» What you are asked to do:
Please reproduce all entries word for word, leaving every image behind.

» Recorded data:
══════════════════════════════

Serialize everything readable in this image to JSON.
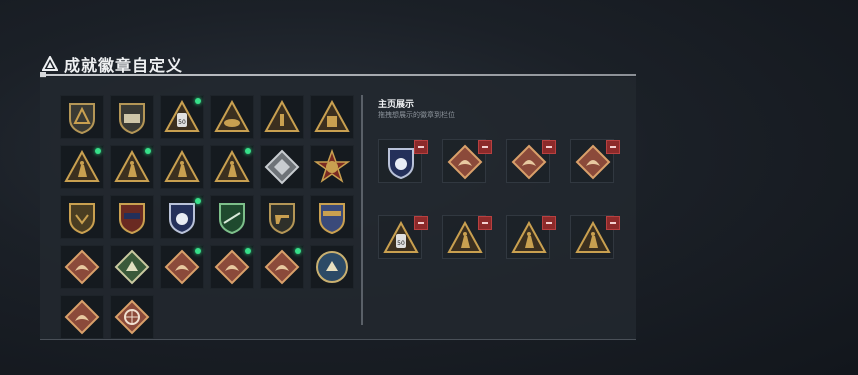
{
  "header": {
    "title": "成就徽章自定义"
  },
  "showcase": {
    "title": "主页展示",
    "subtitle": "拖拽想展示的徽章到栏位"
  },
  "colors": {
    "gold": "#c9a050",
    "bronze": "#8b4a3a",
    "navy": "#24305a",
    "green_dot": "#37e08a",
    "remove_red": "#8c2a2a"
  },
  "badges": [
    {
      "icon": "shield-badge-icon",
      "new": false
    },
    {
      "icon": "vehicle-badge-icon",
      "new": false
    },
    {
      "icon": "kit-50-badge-icon",
      "new": true
    },
    {
      "icon": "boat-badge-icon",
      "new": false
    },
    {
      "icon": "rank-1-badge-icon",
      "new": false
    },
    {
      "icon": "canister-badge-icon",
      "new": false
    },
    {
      "icon": "soldier-badge-icon",
      "new": true
    },
    {
      "icon": "parachute-badge-icon",
      "new": true
    },
    {
      "icon": "squad-badge-icon",
      "new": false
    },
    {
      "icon": "tower-badge-icon",
      "new": true
    },
    {
      "icon": "silver-diamond-badge-icon",
      "new": false
    },
    {
      "icon": "star-emblem-badge-icon",
      "new": false
    },
    {
      "icon": "eagle-shield-badge-icon",
      "new": false
    },
    {
      "icon": "stars-shield-badge-icon",
      "new": false
    },
    {
      "icon": "police-shield-badge-icon",
      "new": true
    },
    {
      "icon": "rifle-green-badge-icon",
      "new": false
    },
    {
      "icon": "pistol-badge-icon",
      "new": false
    },
    {
      "icon": "crest-badge-icon",
      "new": false
    },
    {
      "icon": "wolf-badge-icon",
      "new": false
    },
    {
      "icon": "warrior-green-badge-icon",
      "new": false
    },
    {
      "icon": "dragon-badge-icon",
      "new": true
    },
    {
      "icon": "dragon-red-badge-icon",
      "new": true
    },
    {
      "icon": "runner-badge-icon",
      "new": true
    },
    {
      "icon": "round-emblem-badge-icon",
      "new": false
    },
    {
      "icon": "beast-badge-icon",
      "new": false
    },
    {
      "icon": "wheel-badge-icon",
      "new": false
    }
  ],
  "showcase_slots": [
    {
      "icon": "police-shield-badge-icon"
    },
    {
      "icon": "dragon-badge-icon"
    },
    {
      "icon": "dragon-red-badge-icon"
    },
    {
      "icon": "runner-badge-icon"
    },
    {
      "icon": "kit-50-badge-icon"
    },
    {
      "icon": "tower-badge-icon"
    },
    {
      "icon": "soldier-badge-icon"
    },
    {
      "icon": "parachute-badge-icon"
    }
  ]
}
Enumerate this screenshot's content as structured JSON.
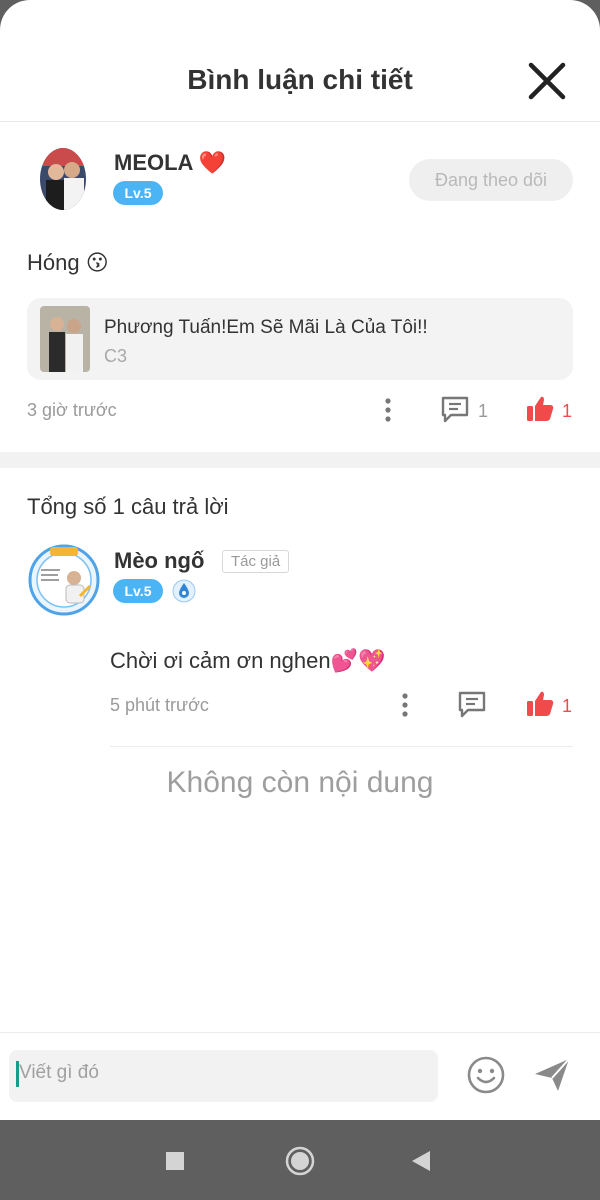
{
  "header": {
    "title": "Bình luận chi tiết"
  },
  "post": {
    "author_name": "MEOLA ❤️",
    "level": "Lv.5",
    "follow_label": "Đang theo dõi",
    "text": "Hóng 😗",
    "quote": {
      "title": "Phương Tuấn!Em Sẽ Mãi Là Của Tôi!!",
      "subtitle": "C3"
    },
    "time": "3 giờ trước",
    "comment_count": "1",
    "like_count": "1"
  },
  "replies_total": "Tổng số 1 câu trả lời",
  "reply": {
    "author_name": "Mèo ngố",
    "author_tag": "Tác giả",
    "level": "Lv.5",
    "text": "Chời ơi cảm ơn nghen💕💖",
    "time": "5 phút trước",
    "like_count": "1"
  },
  "end_message": "Không còn nội dung",
  "composer": {
    "placeholder": "Viết gì đó"
  },
  "colors": {
    "accent_like": "#f04a4a",
    "level_badge": "#4bb4f5",
    "nav_bg": "#5f5f5f"
  },
  "icons": [
    "close-icon",
    "more-vertical-icon",
    "comment-icon",
    "thumbs-up-icon",
    "emoji-icon",
    "send-icon",
    "nav-recent-icon",
    "nav-home-icon",
    "nav-back-icon"
  ]
}
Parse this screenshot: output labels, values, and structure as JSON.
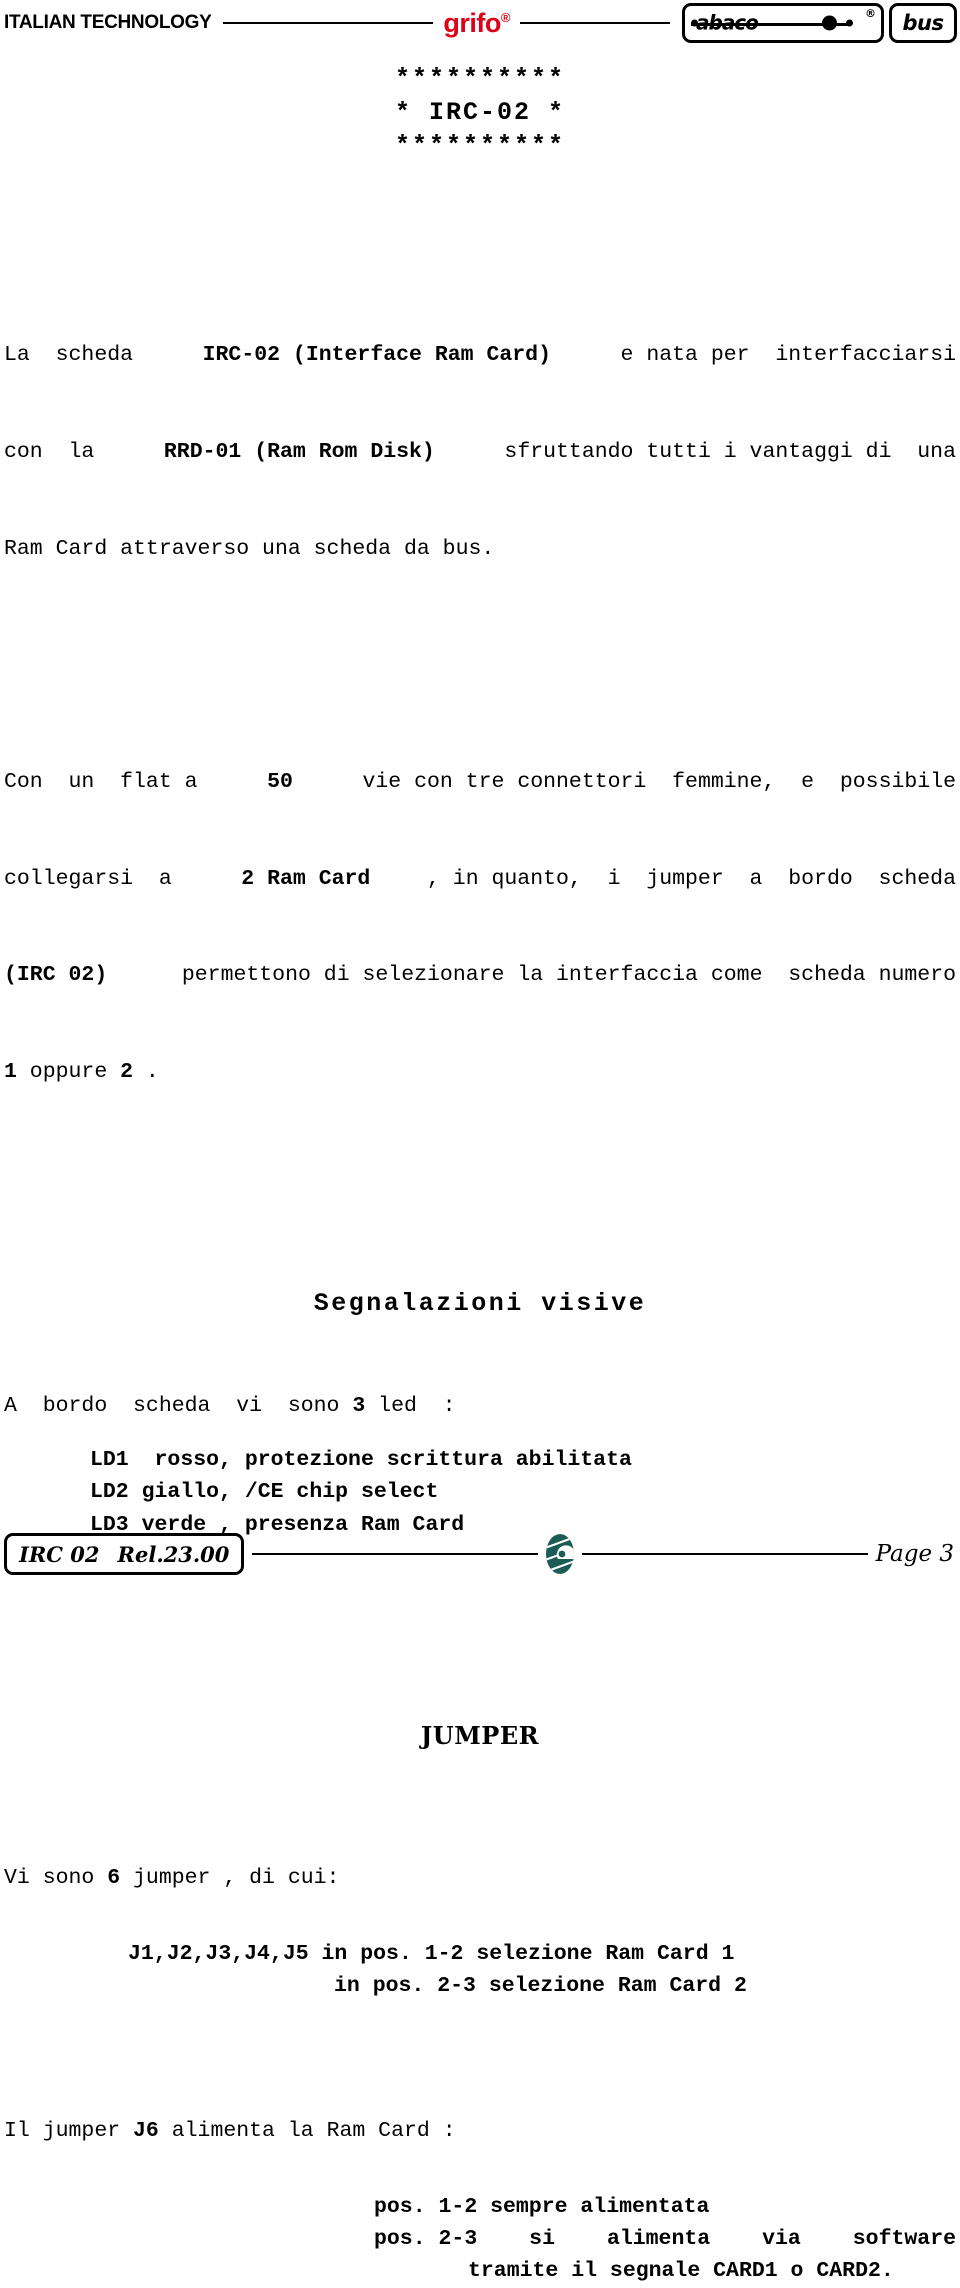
{
  "header": {
    "italian_technology": "ITALIAN TECHNOLOGY",
    "brand": "grifo",
    "brand_reg": "®",
    "abaco_word": "abaco",
    "abaco_reg": "®",
    "bus_word": "bus",
    "brand_color": "#e00018"
  },
  "title_block": {
    "line1": "**********",
    "line2": "* IRC-02 *",
    "line3": "**********"
  },
  "intro": {
    "l1_a": "La  scheda ",
    "l1_b": "IRC-02 (Interface Ram Card)",
    "l1_c": " e nata per  interfacciarsi",
    "l2_a": "con  la ",
    "l2_b": "RRD-01 (Ram Rom Disk)",
    "l2_c": " sfruttando tutti i vantaggi di  una",
    "l3": "Ram Card attraverso una scheda da bus."
  },
  "para2": {
    "l1_a": "Con  un  flat a ",
    "l1_b": "50",
    "l1_c": " vie con tre connettori  femmine,  e  possibile",
    "l2_a": "collegarsi  a ",
    "l2_b": "2 Ram Card",
    "l2_c": ", in quanto,  i  jumper  a  bordo  scheda",
    "l3_a": "(IRC 02)",
    "l3_b": " permettono di selezionare la interfaccia come  scheda numero",
    "l4_a": "1",
    "l4_b": " oppure ",
    "l4_c": "2",
    "l4_d": " ."
  },
  "section_leds": {
    "heading": "Segnalazioni visive",
    "intro_a": "A  bordo  scheda  vi  sono ",
    "intro_b": "3",
    "intro_c": " led  :",
    "items": [
      "LD1  rosso, protezione scrittura abilitata",
      "LD2 giallo, /CE chip select",
      "LD3 verde , presenza Ram Card"
    ]
  },
  "section_jumper": {
    "heading": "JUMPER",
    "intro_a": "Vi sono ",
    "intro_b": "6",
    "intro_c": " jumper , di cui:",
    "j15_line1": "J1,J2,J3,J4,J5 in pos. 1-2 selezione Ram Card 1",
    "j15_line2": "in pos. 2-3 selezione Ram Card 2",
    "j6_intro_a": "Il jumper ",
    "j6_intro_b": "J6",
    "j6_intro_c": " alimenta la Ram Card :",
    "j6_line1": "pos. 1-2 sempre alimentata",
    "j6_line2_left": "pos. 2-3",
    "j6_line2_mid1": "si",
    "j6_line2_mid2": "alimenta",
    "j6_line2_mid3": "via",
    "j6_line2_right": "software",
    "j6_line3": "tramite il segnale CARD1 o CARD2."
  },
  "footer": {
    "doc_code": "IRC 02",
    "revision": "Rel.23.00",
    "page": "Page 3",
    "logo_color": "#1b5c54"
  }
}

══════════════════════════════

» Response to the exercise:
Serialize everything readable in this image to JSON.
{
  "header": {
    "title": "成就徽章自定义"
  },
  "showcase": {
    "title": "主页展示",
    "subtitle": "拖拽想展示的徽章到栏位"
  },
  "colors": {
    "gold": "#c9a050",
    "bronze": "#8b4a3a",
    "navy": "#24305a",
    "green_dot": "#37e08a",
    "remove_red": "#8c2a2a"
  },
  "badges": [
    {
      "icon": "shield-badge-icon",
      "new": false
    },
    {
      "icon": "vehicle-badge-icon",
      "new": false
    },
    {
      "icon": "kit-50-badge-icon",
      "new": true
    },
    {
      "icon": "boat-badge-icon",
      "new": false
    },
    {
      "icon": "rank-1-badge-icon",
      "new": false
    },
    {
      "icon": "canister-badge-icon",
      "new": false
    },
    {
      "icon": "soldier-badge-icon",
      "new": true
    },
    {
      "icon": "parachute-badge-icon",
      "new": true
    },
    {
      "icon": "squad-badge-icon",
      "new": false
    },
    {
      "icon": "tower-badge-icon",
      "new": true
    },
    {
      "icon": "silver-diamond-badge-icon",
      "new": false
    },
    {
      "icon": "star-emblem-badge-icon",
      "new": false
    },
    {
      "icon": "eagle-shield-badge-icon",
      "new": false
    },
    {
      "icon": "stars-shield-badge-icon",
      "new": false
    },
    {
      "icon": "police-shield-badge-icon",
      "new": true
    },
    {
      "icon": "rifle-green-badge-icon",
      "new": false
    },
    {
      "icon": "pistol-badge-icon",
      "new": false
    },
    {
      "icon": "crest-badge-icon",
      "new": false
    },
    {
      "icon": "wolf-badge-icon",
      "new": false
    },
    {
      "icon": "warrior-green-badge-icon",
      "new": false
    },
    {
      "icon": "dragon-badge-icon",
      "new": true
    },
    {
      "icon": "dragon-red-badge-icon",
      "new": true
    },
    {
      "icon": "runner-badge-icon",
      "new": true
    },
    {
      "icon": "round-emblem-badge-icon",
      "new": false
    },
    {
      "icon": "beast-badge-icon",
      "new": false
    },
    {
      "icon": "wheel-badge-icon",
      "new": false
    }
  ],
  "showcase_slots": [
    {
      "icon": "police-shield-badge-icon"
    },
    {
      "icon": "dragon-badge-icon"
    },
    {
      "icon": "dragon-red-badge-icon"
    },
    {
      "icon": "runner-badge-icon"
    },
    {
      "icon": "kit-50-badge-icon"
    },
    {
      "icon": "tower-badge-icon"
    },
    {
      "icon": "soldier-badge-icon"
    },
    {
      "icon": "parachute-badge-icon"
    }
  ]
}
Enumerate this screenshot's content as structured JSON.
{
  "header": {
    "title": "Bình luận chi tiết"
  },
  "post": {
    "author_name": "MEOLA ❤️",
    "level": "Lv.5",
    "follow_label": "Đang theo dõi",
    "text": "Hóng 😗",
    "quote": {
      "title": "Phương Tuấn!Em Sẽ Mãi Là Của Tôi!!",
      "subtitle": "C3"
    },
    "time": "3 giờ trước",
    "comment_count": "1",
    "like_count": "1"
  },
  "replies_total": "Tổng số 1 câu trả lời",
  "reply": {
    "author_name": "Mèo ngố",
    "author_tag": "Tác giả",
    "level": "Lv.5",
    "text": "Chời ơi cảm ơn nghen💕💖",
    "time": "5 phút trước",
    "like_count": "1"
  },
  "end_message": "Không còn nội dung",
  "composer": {
    "placeholder": "Viết gì đó"
  },
  "colors": {
    "accent_like": "#f04a4a",
    "level_badge": "#4bb4f5",
    "nav_bg": "#5f5f5f"
  },
  "icons": [
    "close-icon",
    "more-vertical-icon",
    "comment-icon",
    "thumbs-up-icon",
    "emoji-icon",
    "send-icon",
    "nav-recent-icon",
    "nav-home-icon",
    "nav-back-icon"
  ]
}
Parse this screenshot: output labels, values, and structure as JSON.
{
  "header": {
    "italian_technology": "ITALIAN TECHNOLOGY",
    "brand": "grifo",
    "brand_reg": "®",
    "abaco_word": "abaco",
    "abaco_reg": "®",
    "bus_word": "bus",
    "brand_color": "#e00018"
  },
  "title_block": {
    "line1": "**********",
    "line2": "* IRC-02 *",
    "line3": "**********"
  },
  "intro": {
    "l1_a": "La  scheda ",
    "l1_b": "IRC-02 (Interface Ram Card)",
    "l1_c": " e nata per  interfacciarsi",
    "l2_a": "con  la ",
    "l2_b": "RRD-01 (Ram Rom Disk)",
    "l2_c": " sfruttando tutti i vantaggi di  una",
    "l3": "Ram Card attraverso una scheda da bus."
  },
  "para2": {
    "l1_a": "Con  un  flat a ",
    "l1_b": "50",
    "l1_c": " vie con tre connettori  femmine,  e  possibile",
    "l2_a": "collegarsi  a ",
    "l2_b": "2 Ram Card",
    "l2_c": ", in quanto,  i  jumper  a  bordo  scheda",
    "l3_a": "(IRC 02)",
    "l3_b": " permettono di selezionare la interfaccia come  scheda numero",
    "l4_a": "1",
    "l4_b": " oppure ",
    "l4_c": "2",
    "l4_d": " ."
  },
  "section_leds": {
    "heading": "Segnalazioni visive",
    "intro_a": "A  bordo  scheda  vi  sono ",
    "intro_b": "3",
    "intro_c": " led  :",
    "items": [
      "LD1  rosso, protezione scrittura abilitata",
      "LD2 giallo, /CE chip select",
      "LD3 verde , presenza Ram Card"
    ]
  },
  "section_jumper": {
    "heading": "JUMPER",
    "intro_a": "Vi sono ",
    "intro_b": "6",
    "intro_c": " jumper , di cui:",
    "j15_line1": "J1,J2,J3,J4,J5 in pos. 1-2 selezione Ram Card 1",
    "j15_line2": "in pos. 2-3 selezione Ram Card 2",
    "j6_intro_a": "Il jumper ",
    "j6_intro_b": "J6",
    "j6_intro_c": " alimenta la Ram Card :",
    "j6_line1": "pos. 1-2 sempre alimentata",
    "j6_line2_left": "pos. 2-3",
    "j6_line2_mid1": "si",
    "j6_line2_mid2": "alimenta",
    "j6_line2_mid3": "via",
    "j6_line2_right": "software",
    "j6_line3": "tramite il segnale CARD1 o CARD2."
  },
  "footer": {
    "doc_code": "IRC 02",
    "revision": "Rel.23.00",
    "page": "Page 3",
    "logo_color": "#1b5c54"
  }
}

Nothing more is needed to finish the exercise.